* _BRIEF_
Copy all the lines of the data that include the word "name".

· · · · ·

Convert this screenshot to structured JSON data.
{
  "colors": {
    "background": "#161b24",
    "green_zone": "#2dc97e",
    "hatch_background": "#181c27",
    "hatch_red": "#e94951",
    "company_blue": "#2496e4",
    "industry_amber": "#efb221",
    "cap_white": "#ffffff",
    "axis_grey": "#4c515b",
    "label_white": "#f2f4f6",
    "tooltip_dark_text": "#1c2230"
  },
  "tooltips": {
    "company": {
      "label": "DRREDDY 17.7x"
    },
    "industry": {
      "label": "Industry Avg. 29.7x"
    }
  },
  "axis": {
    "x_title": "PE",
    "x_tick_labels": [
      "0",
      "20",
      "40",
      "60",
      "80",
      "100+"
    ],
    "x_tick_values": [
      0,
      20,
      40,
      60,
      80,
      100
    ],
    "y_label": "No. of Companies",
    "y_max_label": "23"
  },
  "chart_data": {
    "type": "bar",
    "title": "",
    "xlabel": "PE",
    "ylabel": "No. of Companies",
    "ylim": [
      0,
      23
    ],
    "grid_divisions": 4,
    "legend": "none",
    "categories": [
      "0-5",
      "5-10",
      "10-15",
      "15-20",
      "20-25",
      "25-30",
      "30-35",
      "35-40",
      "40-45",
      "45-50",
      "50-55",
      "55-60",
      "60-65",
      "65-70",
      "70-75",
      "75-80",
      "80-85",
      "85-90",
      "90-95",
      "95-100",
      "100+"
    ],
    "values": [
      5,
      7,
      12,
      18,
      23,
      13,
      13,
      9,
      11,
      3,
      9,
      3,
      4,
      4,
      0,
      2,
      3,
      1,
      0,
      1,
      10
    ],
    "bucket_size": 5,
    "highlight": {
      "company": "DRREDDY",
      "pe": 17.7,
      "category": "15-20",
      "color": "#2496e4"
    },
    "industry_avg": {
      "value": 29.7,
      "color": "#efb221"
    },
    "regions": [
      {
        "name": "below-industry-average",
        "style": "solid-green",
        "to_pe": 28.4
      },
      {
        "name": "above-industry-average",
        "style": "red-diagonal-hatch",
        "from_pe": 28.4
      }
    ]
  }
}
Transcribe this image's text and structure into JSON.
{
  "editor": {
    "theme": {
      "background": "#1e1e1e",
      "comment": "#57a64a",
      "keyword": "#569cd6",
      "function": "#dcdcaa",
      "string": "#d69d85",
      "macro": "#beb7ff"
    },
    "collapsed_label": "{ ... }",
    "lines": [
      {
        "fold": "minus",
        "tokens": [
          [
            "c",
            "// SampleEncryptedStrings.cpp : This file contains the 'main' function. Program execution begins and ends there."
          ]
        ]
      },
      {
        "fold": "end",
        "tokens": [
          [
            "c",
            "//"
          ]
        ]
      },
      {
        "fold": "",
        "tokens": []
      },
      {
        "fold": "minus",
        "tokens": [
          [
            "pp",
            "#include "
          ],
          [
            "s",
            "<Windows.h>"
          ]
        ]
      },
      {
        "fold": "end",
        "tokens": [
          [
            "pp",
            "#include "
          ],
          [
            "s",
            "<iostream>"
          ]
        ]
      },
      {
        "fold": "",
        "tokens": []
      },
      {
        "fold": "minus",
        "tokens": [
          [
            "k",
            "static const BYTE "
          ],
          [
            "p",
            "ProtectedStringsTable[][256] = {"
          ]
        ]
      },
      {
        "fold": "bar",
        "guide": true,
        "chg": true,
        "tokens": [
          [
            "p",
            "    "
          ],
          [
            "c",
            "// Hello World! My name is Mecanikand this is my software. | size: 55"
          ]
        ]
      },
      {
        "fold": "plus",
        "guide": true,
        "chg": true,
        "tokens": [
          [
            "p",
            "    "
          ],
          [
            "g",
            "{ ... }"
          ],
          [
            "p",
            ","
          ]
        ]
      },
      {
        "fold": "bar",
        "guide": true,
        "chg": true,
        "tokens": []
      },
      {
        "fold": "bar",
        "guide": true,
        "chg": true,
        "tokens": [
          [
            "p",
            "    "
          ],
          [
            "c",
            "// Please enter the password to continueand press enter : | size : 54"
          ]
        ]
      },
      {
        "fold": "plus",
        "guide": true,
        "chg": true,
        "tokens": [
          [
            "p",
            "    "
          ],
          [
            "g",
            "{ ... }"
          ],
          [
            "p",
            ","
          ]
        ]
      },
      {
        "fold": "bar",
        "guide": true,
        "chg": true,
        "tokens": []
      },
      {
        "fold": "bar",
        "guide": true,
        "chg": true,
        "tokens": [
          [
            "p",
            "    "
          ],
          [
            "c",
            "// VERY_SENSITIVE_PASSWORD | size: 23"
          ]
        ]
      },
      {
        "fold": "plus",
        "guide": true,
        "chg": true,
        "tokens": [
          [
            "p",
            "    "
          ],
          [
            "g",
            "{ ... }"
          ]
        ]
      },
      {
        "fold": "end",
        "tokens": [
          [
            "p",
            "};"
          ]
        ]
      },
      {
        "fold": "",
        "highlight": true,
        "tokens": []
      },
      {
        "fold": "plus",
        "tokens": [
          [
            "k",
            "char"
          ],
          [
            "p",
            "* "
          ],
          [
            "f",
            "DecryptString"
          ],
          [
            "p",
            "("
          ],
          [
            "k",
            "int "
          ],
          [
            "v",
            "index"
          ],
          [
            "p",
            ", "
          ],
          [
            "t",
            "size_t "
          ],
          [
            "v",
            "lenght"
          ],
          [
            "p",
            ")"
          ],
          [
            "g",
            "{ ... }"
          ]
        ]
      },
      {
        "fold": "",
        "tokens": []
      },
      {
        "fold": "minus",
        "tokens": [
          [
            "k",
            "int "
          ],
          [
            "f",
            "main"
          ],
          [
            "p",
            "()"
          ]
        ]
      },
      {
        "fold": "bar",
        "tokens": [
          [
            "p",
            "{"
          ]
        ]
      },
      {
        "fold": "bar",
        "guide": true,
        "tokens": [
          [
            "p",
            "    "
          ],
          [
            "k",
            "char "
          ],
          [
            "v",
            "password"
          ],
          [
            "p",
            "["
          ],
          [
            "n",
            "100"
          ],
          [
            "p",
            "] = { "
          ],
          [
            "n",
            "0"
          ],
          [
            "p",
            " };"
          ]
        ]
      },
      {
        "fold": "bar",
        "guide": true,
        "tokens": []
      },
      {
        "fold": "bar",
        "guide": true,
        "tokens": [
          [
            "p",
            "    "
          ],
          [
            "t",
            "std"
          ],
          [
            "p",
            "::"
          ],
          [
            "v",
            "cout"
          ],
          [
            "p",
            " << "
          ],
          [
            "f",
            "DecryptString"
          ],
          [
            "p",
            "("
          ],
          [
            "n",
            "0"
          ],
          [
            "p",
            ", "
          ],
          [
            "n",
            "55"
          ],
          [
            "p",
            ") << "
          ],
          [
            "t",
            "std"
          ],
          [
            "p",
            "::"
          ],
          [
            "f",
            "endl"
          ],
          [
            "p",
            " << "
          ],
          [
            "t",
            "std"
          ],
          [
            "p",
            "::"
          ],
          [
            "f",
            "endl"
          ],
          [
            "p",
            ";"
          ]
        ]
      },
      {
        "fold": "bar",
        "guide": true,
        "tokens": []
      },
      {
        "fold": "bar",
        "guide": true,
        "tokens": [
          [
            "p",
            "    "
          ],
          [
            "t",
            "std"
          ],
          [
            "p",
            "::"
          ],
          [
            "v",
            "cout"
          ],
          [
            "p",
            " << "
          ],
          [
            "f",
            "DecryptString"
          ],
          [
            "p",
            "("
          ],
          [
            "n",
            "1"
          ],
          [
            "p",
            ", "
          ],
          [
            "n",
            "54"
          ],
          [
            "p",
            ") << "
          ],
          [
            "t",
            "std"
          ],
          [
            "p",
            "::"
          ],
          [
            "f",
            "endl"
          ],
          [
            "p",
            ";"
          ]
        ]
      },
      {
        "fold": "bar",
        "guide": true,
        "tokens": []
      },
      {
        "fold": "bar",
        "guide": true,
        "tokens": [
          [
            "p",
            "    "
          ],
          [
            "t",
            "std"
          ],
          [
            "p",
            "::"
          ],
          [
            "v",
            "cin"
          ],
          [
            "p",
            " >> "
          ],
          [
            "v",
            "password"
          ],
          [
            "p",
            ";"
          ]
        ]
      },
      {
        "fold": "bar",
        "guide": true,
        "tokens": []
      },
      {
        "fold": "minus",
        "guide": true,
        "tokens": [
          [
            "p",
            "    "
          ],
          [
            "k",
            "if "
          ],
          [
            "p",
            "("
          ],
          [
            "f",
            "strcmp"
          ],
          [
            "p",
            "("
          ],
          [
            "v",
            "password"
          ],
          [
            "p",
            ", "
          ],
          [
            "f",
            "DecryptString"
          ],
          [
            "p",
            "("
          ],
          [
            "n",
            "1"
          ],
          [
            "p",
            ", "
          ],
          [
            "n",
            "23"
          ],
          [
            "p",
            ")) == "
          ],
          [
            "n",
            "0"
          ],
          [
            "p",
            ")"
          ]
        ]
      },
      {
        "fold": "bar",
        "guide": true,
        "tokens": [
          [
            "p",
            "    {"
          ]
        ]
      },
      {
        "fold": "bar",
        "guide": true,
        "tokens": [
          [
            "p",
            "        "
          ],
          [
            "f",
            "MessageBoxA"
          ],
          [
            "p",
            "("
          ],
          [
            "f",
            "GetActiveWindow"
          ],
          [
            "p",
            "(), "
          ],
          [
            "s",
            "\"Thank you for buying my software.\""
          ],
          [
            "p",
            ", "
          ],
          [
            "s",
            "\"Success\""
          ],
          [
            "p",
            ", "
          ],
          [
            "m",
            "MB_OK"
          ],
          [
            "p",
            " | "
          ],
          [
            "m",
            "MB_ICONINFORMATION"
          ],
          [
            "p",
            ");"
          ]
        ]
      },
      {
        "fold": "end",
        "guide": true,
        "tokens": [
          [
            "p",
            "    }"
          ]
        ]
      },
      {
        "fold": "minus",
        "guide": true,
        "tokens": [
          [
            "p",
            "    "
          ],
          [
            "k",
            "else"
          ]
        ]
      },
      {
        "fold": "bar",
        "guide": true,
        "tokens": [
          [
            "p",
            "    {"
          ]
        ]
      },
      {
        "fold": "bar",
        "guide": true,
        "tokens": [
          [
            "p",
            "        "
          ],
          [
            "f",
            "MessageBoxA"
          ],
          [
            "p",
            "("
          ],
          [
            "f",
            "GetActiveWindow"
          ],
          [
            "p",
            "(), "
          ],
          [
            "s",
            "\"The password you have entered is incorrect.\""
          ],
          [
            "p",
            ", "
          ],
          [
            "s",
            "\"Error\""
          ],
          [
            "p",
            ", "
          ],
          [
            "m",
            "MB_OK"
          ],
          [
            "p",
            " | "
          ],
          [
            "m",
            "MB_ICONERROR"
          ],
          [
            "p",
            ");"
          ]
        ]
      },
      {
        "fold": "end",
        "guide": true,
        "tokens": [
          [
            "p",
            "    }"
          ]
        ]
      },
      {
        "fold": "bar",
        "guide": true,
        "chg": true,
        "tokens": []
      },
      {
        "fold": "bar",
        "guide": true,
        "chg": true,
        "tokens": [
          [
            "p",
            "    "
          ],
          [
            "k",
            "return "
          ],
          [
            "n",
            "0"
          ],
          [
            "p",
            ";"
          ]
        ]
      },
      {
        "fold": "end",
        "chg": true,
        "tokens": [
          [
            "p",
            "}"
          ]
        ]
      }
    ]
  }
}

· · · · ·

* _SOLUTION_
        "name": "below-industry-average",
        "name": "above-industry-average",
            "// Hello World! My name is Mecanikand this is my software. | size: 55"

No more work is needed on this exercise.